Reviews provided by Syndetics
Library Journal ReviewDrawing on diaries, letters, speeches, newspaper reports and editorials, memoirs, songs, poems, and other sources, the editors bring together a rich variety of voices relating or remembering the crisis of the Union from Lincoln's election in 1860 through the first year of war. Running through these accounts is white Southerners' certainty in the right of secession and their right to undertake war to defend slavery's interest and white man's liberty, as is the certainty of Northerners in the right and necessity of saving the Union by whatever means to continue the great experiment in self-government. At the same time, confusion and doubt reign as contemporaries worry about how to achieve their ends and whom to trust to do so. -VERDICT Readable and riveting, this "you are there" collection makes real the sense of urgency that gripped Americans as the nation came apart and as the war began, 175 years ago. An excellent primer on why the Civil War mattered to those living it. Highly recommended. [Look out for LJ's roundup of several more sesquicentennial Civil War titles in the 3/15/11 issue.-Ed.]-Randall M. Miller, Saint Joseph's Univ., Philadelphia (c) Copyright 2011. Library Journals LLC, a wholly owned subsidiary of Media Source, Inc. No redistribution permitted.
CHOICE ReviewLibrarians have anticipated resurgent publishing activity accompanying the US Civil War sesquicentennial. While this anniversary has avoided the fanfare associated with the centennial observance, sesquicentennial scholarship has gained a significant contribution with the appearance of this book. Editors Simpson, Sears, and Sheehan-Dean selected illustrative contemporary writings by participants and observers of the events occurring in 1861. Their choices reveal opinions and predictions--both public and private--that communicate the attitudes and emotions that accompanied secession and the initial wave of diplomatic and military engagements. Organized chronologically, the selections place the drama, excitement, and frustration of 1861 in appropriate historical contexts. A narrative chronology, biographical entries identifying the writer of each selection, and explanatory endnotes enhance the volume's utility. Academic and public libraries should acquire this initial installment of a four-volume series that will cover the entire war. Underwriting by the Andrew W. Mellon Foundation and the National Endowment for the Humanities means that cost should not preclude widespread availability. Summing Up: Highly recommended. All levels/libraries. B. M. Banta Arkansas State University
Author notes provided by SyndeticsBrooks D. Simpson , editor, is Foundation Professor of History at Arizona State University.

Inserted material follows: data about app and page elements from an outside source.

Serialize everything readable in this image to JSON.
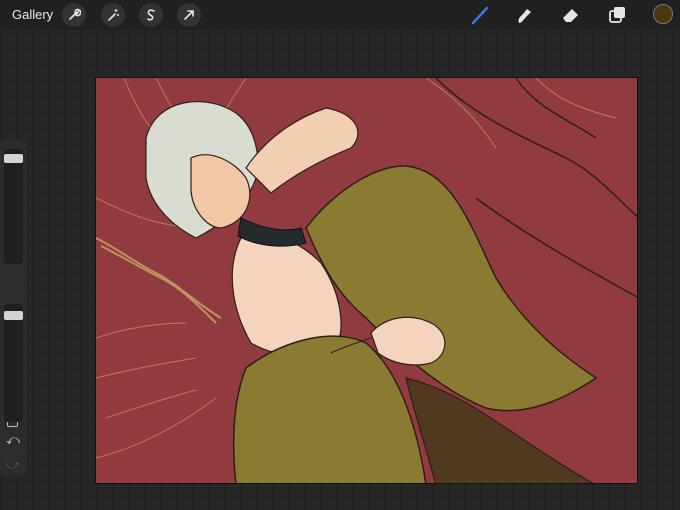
{
  "topbar": {
    "gallery_label": "Gallery",
    "left_tools": [
      "wrench-icon",
      "magic-wand-icon",
      "selection-icon",
      "transform-arrow-icon"
    ],
    "right_tools": [
      "brush-icon",
      "smudge-icon",
      "eraser-icon",
      "layers-icon"
    ],
    "active_tool": "brush",
    "active_tool_color": "#2f7df6",
    "current_color": "#4a3710"
  },
  "sidebar": {
    "brush_size_level": 0.1,
    "opacity_level": 0.1,
    "undo_icon": "undo-icon",
    "redo_icon": "redo-icon"
  },
  "canvas": {
    "background_color": "#913b41",
    "artwork": "illustration"
  }
}
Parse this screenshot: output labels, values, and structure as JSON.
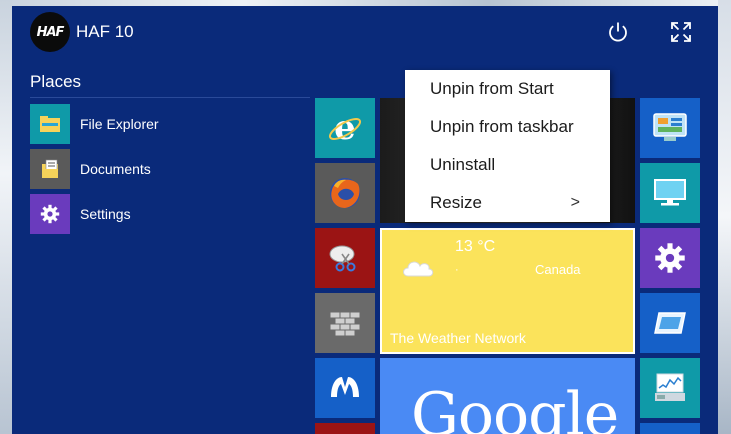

He is the author of Let Us Have Peace: Ulysses S. Grant and the Politics of War and Reconstruction, 1861-1868 and Ulysses S. Grant: Triumph over Adversity, 1822-1865 , and the co-editor of Sherman's Civil War: Selected Correspondence of William T. Sherman, 1860-1865.
Stephen W. Sears , volume editor, is the author of Landscape Turned Red: The Battle of Antietam ; George B. McClellan: The Young Napoleon ; To the Gates of Richmond: The Peninsula Campaign ; Chancellorsville ; Controversies and Commanders ; and Gettysburg .
Aaron Sheehan-Dean , editor, is Associate Professor of History at the University of North Florida and author of Why Confederates Fought: Family and Nation in Civil War Virginia and The Concise Historical Atlas of the U.S. Civil War.